When I interviewed Neil de Grasse Tyson on Atheist Talk Radio, questions of atheism, agnosticism, or religion did not come up in planning for, conducting, or talking about that interview. Maybe people assumed he was an Atheist. When I interviewed, with Lynn Fellman, Ira Flatow, a couple of members of Minnesota Atheists expressed minor concern: “Is Flatow an atheist? If not, why are you interviewing him on Atheist Talk?” I think that must be because they had heard something about his background. Personally, I have no idea what Ira’s beliefs or lacks of beliefs might be.
My answer to the question that was asked was, of course, “I don’t do interviews about atheism or religion. It’s mostly not my area, and I don’t find it as interesting as the science … We’ve got Ira on the show to talk about issues that would be of interest to our audience, which tends to be sciency.” (I do science interviews on ATT, not so much other topics.)
For the most part, I have no idea if most of those I’ve interviewed are atheists or not. It is my practice to assume that all people I know are “nones” in the sense of “non-believers” which might make them atheists, agnostics, or merely indifferent. I assume that until proven otherwise because I find life less annoying that way, and because there are so many people who assume that others are Christian, or Jewish or whatever. If I am proven wrong, then who cares?
Interestingly, here in Minnesota, when people assume that I have a religion it is often “Jewish.” I’m Irish and German ethnically and was raised as a Catholic in a mainly Irish church, but captured by Jews as a teenager, and raised by them for a while. My “Jewishness” though is mainly because I’m from New York, and New Yorkers and American Jews have some overlap in their culture. Indeed, if Neil de Grasse Tyson was much lighter skinned (but not too light) people might assume he was Jewish, since he’s totally from New York.
(I quickly add that while Neil is from New York City, I’m not … I’m from upstate, but with close cultural ties to The City.)

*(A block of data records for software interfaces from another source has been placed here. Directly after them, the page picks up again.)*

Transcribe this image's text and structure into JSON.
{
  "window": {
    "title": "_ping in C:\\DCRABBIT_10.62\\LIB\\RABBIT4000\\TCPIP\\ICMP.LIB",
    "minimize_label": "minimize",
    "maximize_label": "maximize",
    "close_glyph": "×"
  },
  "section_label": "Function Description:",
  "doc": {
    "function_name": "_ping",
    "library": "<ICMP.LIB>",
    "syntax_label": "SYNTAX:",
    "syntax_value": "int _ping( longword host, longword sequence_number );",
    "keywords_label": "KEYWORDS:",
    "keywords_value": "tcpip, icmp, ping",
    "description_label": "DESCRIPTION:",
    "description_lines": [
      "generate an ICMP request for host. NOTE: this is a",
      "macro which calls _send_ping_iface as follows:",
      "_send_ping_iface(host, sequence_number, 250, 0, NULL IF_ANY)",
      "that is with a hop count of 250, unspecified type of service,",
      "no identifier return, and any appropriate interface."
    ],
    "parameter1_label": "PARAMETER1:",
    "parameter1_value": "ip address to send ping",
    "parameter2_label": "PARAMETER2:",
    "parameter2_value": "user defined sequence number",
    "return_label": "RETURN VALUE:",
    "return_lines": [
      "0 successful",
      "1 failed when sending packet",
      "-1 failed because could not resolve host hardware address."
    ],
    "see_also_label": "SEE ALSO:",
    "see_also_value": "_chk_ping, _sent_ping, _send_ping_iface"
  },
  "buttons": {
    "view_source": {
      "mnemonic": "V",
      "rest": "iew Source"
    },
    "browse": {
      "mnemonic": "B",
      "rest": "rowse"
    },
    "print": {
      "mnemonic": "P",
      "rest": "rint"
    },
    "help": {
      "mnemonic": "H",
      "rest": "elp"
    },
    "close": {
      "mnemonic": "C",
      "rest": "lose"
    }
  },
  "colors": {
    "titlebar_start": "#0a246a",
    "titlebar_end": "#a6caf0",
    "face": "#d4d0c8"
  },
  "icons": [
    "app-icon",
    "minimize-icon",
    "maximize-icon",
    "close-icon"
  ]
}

Personally, I do think of myself as an atheist (see Atheist Voices of Minnesota: an Anthology of Personal Stories for more details, when it is available!) because my work in evolutionary biology and in certain political areas has led me to carry out activism in church-state and related issues. That makes me an activist, and thus, an atheist, apropos NdGT’s commentary in the video. But you will know from my blogging, I mainly address a subset of the issues covered by many of my fellow bloggers such as PZ (Pharyngula) and others.
Oh yeah, and I’m a Scientist. I’m also a Blogger, so be careful.
Hat Tip for the video: Jennifer Ouellette